BRCA1 or BRCA2 associated breast cancer (BrCa) account for about 5% of all cases. Medical attendance within large cohort studies all over the world have uncovered specific clinical features and disease courses of this genetically distinct subgroup. BRCA1 associated BrCa presents with a highly aggressive histological phenotype that is mirrored by a high growth rate and a worse outcome of the disease. Moreover, functional studies on the BRCA genes have revealed a crucial impact in the DNA douple strand repair process. Subsequent clinical and in vitro studies could prove that BRCA associated BrCa responds extremely well to chemotherapy thereby raising survival rates to those of sporadic BrCa. Due to the specific molecular alterations, DNA intercalating agents like platinum seem to be very potent while well approved substances like antracyclines or taxanes are less effective. Very recently, it has been shown that inhibition of poly-(ADP-ribose) polymerase, a key molecule in base excision repair, leads to apoptosis of BRCA deficient cells and thereby constitutes a potential molecular target for less toxic therapeutic strategies (Farmer et al. Nature 434: 917ff, 2005).

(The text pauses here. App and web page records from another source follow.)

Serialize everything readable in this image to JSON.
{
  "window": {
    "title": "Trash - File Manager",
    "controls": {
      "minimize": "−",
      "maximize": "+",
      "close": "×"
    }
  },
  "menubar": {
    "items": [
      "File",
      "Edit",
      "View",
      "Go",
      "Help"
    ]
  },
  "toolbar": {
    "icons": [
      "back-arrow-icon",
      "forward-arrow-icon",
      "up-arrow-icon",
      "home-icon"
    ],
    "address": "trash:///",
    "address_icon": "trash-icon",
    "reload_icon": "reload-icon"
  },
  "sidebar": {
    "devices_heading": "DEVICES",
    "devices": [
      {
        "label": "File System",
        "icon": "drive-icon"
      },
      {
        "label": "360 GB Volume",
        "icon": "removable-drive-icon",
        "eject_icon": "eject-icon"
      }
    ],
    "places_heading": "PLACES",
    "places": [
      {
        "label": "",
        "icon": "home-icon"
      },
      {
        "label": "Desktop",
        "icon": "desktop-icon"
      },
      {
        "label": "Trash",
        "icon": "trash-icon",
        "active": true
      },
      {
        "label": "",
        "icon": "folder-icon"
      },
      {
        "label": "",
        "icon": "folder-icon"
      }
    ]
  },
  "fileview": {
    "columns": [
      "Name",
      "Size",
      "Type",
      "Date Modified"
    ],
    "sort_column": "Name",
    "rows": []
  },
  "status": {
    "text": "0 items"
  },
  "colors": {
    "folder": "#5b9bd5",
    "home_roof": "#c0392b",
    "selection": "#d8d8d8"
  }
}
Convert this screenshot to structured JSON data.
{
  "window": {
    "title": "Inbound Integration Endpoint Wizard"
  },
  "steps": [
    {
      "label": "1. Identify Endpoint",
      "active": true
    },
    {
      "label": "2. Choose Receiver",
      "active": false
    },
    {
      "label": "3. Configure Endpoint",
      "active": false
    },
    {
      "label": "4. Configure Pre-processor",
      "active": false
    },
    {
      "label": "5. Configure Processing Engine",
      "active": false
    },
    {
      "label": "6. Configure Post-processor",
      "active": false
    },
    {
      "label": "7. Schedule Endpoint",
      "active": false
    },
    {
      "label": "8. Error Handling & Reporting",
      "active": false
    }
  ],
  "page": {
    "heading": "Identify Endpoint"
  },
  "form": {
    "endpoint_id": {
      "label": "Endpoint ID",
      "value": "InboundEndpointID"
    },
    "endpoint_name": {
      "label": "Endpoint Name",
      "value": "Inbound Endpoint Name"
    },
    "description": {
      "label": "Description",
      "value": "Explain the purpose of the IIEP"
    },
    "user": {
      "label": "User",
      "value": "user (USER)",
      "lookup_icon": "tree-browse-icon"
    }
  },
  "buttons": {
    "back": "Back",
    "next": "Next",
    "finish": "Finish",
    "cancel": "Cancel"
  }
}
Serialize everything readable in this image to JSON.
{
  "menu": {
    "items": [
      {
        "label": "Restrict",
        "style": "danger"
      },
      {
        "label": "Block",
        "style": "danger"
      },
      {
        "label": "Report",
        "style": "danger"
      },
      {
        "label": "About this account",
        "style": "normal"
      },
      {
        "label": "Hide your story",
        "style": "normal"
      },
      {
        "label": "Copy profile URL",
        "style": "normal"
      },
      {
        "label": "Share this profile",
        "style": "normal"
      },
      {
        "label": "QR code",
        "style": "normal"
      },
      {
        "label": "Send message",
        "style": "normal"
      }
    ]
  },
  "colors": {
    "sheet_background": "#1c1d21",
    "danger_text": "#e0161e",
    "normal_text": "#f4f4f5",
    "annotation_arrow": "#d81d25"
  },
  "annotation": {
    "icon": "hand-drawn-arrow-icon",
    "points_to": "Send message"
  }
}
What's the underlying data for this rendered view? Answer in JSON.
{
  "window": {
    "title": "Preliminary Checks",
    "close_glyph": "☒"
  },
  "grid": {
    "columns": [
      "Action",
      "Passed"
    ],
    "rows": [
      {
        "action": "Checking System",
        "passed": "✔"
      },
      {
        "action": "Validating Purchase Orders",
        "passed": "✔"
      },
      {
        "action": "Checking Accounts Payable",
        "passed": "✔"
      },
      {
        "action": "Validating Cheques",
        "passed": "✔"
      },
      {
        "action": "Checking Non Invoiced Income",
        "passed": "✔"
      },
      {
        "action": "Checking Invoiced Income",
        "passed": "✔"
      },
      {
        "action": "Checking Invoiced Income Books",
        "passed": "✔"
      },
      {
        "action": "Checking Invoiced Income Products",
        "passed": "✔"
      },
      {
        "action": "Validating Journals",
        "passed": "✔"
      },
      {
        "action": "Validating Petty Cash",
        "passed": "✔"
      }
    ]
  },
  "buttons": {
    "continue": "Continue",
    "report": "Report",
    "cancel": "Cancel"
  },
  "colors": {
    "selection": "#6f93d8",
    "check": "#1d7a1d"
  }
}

In order to promote translational studies in this well-characterized but rare subgroup of BrCa the German consortium for hereditary breast and ovarian cancer comprising 12 university based interdisciplinary centres has established a clinical study group that will now offer specific therapeutic regimens within prospective randomized trials in order to gain prompt and reliable data on potential therapeutic improvements. Study protocols and inclusion criteria will be presented in detail.